§ **Exercise details**
Each record should be given again exactly as it appears, with no image included.

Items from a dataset
┏━━

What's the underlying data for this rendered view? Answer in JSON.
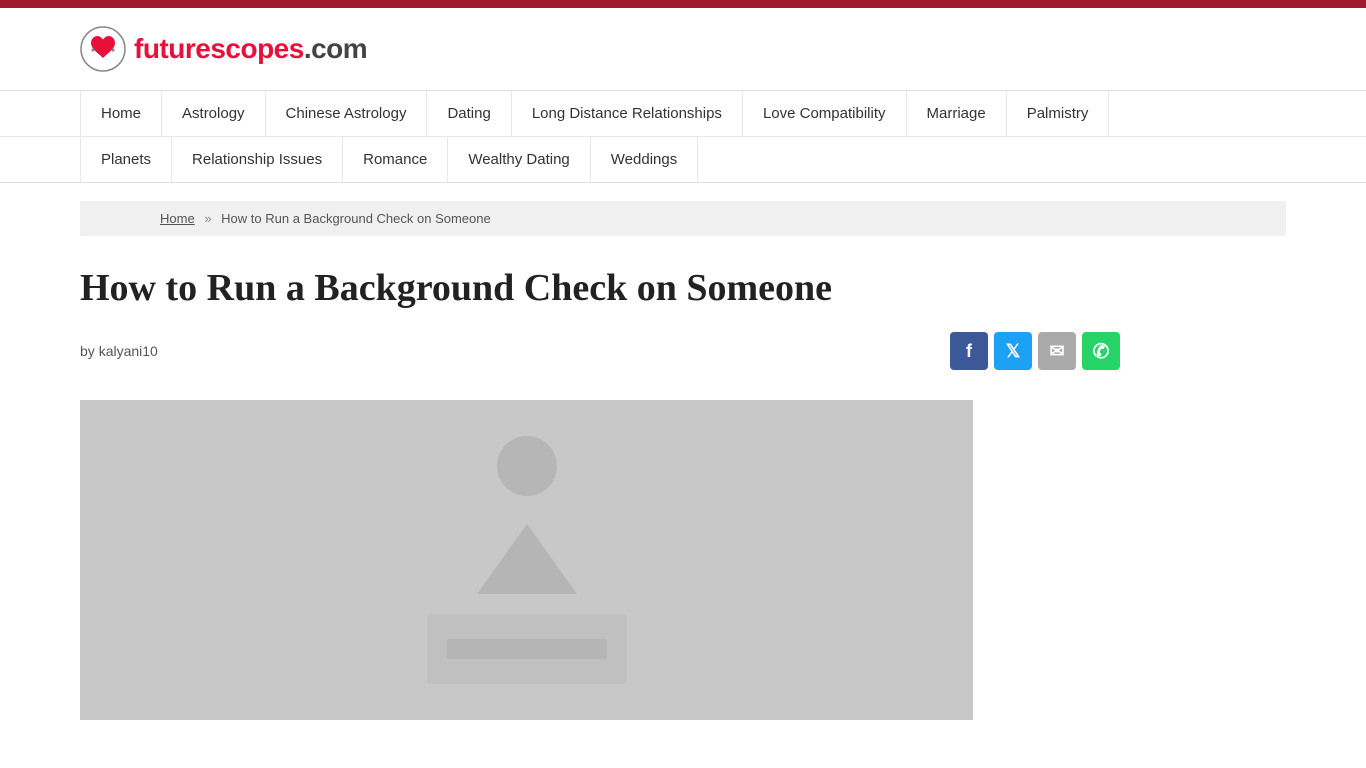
{
  "site": {
    "top_bar_color": "#a0192e",
    "logo_text": "futurescopes.com",
    "logo_text_colored": "futurescopes",
    "logo_text_suffix": ".com"
  },
  "nav": {
    "row1": [
      {
        "label": "Home",
        "id": "home"
      },
      {
        "label": "Astrology",
        "id": "astrology"
      },
      {
        "label": "Chinese Astrology",
        "id": "chinese-astrology"
      },
      {
        "label": "Dating",
        "id": "dating"
      },
      {
        "label": "Long Distance Relationships",
        "id": "long-distance"
      },
      {
        "label": "Love Compatibility",
        "id": "love-compatibility"
      },
      {
        "label": "Marriage",
        "id": "marriage"
      },
      {
        "label": "Palmistry",
        "id": "palmistry"
      }
    ],
    "row2": [
      {
        "label": "Planets",
        "id": "planets"
      },
      {
        "label": "Relationship Issues",
        "id": "relationship-issues"
      },
      {
        "label": "Romance",
        "id": "romance"
      },
      {
        "label": "Wealthy Dating",
        "id": "wealthy-dating"
      },
      {
        "label": "Weddings",
        "id": "weddings"
      }
    ]
  },
  "breadcrumb": {
    "home_label": "Home",
    "separator": "»",
    "current": "How to Run a Background Check on Someone"
  },
  "article": {
    "title": "How to Run a Background Check on Someone",
    "author_prefix": "by",
    "author": "kalyani10"
  },
  "social": {
    "facebook_label": "f",
    "twitter_label": "t",
    "email_label": "✉",
    "whatsapp_label": "w"
  }
}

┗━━

§ **Written solution**
What's the underlying data for this rendered view? Answer in JSON.
{
  "site": {
    "top_bar_color": "#a0192e",
    "logo_text": "futurescopes.com",
    "logo_text_colored": "futurescopes",
    "logo_text_suffix": ".com"
  },
  "nav": {
    "row1": [
      {
        "label": "Home",
        "id": "home"
      },
      {
        "label": "Astrology",
        "id": "astrology"
      },
      {
        "label": "Chinese Astrology",
        "id": "chinese-astrology"
      },
      {
        "label": "Dating",
        "id": "dating"
      },
      {
        "label": "Long Distance Relationships",
        "id": "long-distance"
      },
      {
        "label": "Love Compatibility",
        "id": "love-compatibility"
      },
      {
        "label": "Marriage",
        "id": "marriage"
      },
      {
        "label": "Palmistry",
        "id": "palmistry"
      }
    ],
    "row2": [
      {
        "label": "Planets",
        "id": "planets"
      },
      {
        "label": "Relationship Issues",
        "id": "relationship-issues"
      },
      {
        "label": "Romance",
        "id": "romance"
      },
      {
        "label": "Wealthy Dating",
        "id": "wealthy-dating"
      },
      {
        "label": "Weddings",
        "id": "weddings"
      }
    ]
  },
  "breadcrumb": {
    "home_label": "Home",
    "separator": "»",
    "current": "How to Run a Background Check on Someone"
  },
  "article": {
    "title": "How to Run a Background Check on Someone",
    "author_prefix": "by",
    "author": "kalyani10"
  },
  "social": {
    "facebook_label": "f",
    "twitter_label": "t",
    "email_label": "✉",
    "whatsapp_label": "w"
  }
}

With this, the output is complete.